Investors slammed the door on a six-day winning streak for U.S. stocks with a sell-off on Friday after Goldman Sachs was charged with fraud by U.S. regulators and corporate earnings fell short of heightened expectations.
Goldman fell 12 percent to $162.86 after the Securities and Exchange Commission alleged it committed fraud in the structuring and marketing of a debt product tied to subprime mortgages, which cost investors more than $1 billion.
The financial services giant said the charges were completely unfounded in law and fact.
Financial shares around the world sank on the news, with the KBW banks index <.BKX> down 3.6 percent. Morgan Stanley lost 4.7 percent to $29.42.
Fraud is a huge charge. This could truly cripple Goldman, said Rob Stein, managing partner at Astor Asset Management in Chicago.
Although Stein said he didn't feel this scenario was likely, he added, This certainly proves that financials are not the place to be for the next step in the recovery.
The Dow Jones industrial average <.DJI> was down 95.60 points, or 0.86 percent, at 11,048.97. The Standard & Poor's 500 Index <.SPX> was down 15.48 points, or 1.28 percent, at 1,196.19. The Nasdaq Composite Index <.IXIC> was down 31.36 points, or 1.25 percent, at 2,484.33.
After a rapid rally in recent weeks, Wall Street was down as Google Inc , Bank of America Corp and General Electric Co reported quarterly results with some disappointing elements.
Bank of America reported higher-than-expected earnings but said loan demand was low, while GE posted weak first-quarter revenue.
BofA fell 4.5 percent to $18.60 and was the top percentage decliner on the Dow. GE, another Dow component, sank 2.9 percent to $18.93.
Google lost 6.3 percent to $556.98 a day after it posted a 23 percent jump in quarterly revenue, but some investors had hoped for even better results.

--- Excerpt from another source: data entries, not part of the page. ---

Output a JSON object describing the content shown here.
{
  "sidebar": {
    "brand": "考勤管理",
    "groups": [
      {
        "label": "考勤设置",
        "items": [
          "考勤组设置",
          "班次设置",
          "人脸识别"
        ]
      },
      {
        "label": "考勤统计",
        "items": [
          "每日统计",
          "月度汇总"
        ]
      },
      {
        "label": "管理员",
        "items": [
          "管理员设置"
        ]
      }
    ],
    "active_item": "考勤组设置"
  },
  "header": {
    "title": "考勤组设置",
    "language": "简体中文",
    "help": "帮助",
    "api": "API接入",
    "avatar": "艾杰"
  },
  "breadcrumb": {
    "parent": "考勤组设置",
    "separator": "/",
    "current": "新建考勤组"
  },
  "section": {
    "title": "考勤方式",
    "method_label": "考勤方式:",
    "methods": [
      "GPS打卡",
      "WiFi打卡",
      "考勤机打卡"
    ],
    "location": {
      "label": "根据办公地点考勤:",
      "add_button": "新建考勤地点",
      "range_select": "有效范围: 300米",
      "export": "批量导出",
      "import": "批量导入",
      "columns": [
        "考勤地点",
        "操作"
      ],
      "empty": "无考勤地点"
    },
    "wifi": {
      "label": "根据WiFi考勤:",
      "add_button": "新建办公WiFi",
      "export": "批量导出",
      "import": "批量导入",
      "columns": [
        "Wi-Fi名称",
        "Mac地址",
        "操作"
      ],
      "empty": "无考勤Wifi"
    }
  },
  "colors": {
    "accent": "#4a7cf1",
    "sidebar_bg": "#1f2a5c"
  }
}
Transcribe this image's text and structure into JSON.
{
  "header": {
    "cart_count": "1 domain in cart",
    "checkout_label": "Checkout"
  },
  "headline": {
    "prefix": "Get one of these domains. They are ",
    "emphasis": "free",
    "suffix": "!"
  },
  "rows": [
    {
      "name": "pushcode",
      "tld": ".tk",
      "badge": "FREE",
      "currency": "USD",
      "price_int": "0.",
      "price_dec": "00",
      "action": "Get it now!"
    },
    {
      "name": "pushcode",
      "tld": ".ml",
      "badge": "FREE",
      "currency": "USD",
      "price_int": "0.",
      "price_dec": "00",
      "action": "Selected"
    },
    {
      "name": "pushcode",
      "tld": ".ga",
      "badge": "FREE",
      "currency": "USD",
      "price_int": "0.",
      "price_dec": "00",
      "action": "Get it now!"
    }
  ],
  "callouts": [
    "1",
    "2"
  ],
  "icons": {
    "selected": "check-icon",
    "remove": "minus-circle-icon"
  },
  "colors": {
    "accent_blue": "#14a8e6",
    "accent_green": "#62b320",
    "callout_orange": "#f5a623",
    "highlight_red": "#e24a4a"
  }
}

On the upside, Mattel Inc posted a surprise first-quarter profit, sending the stock up 1 percent to $23.97. Gannett Co Inc also posted a better-than-expected first-quarter profit, and the stock rose 2 percent to $18.
The Goldman news also had an impact commodities, with crude oil futures dropping 2.8 percent to $83.15 per barrel.
In economic news, the Thomson Reuters/University of Michigan's Surveys of Consumers showed consumer sentiment took a surprising negative turn in early April due to a grim outlook on income and jobs.
U.S. housing starts rose more than expected in March while permits to build new homes scaled a 17-month high, according to a government report.
(Editing by Kenneth Barry) )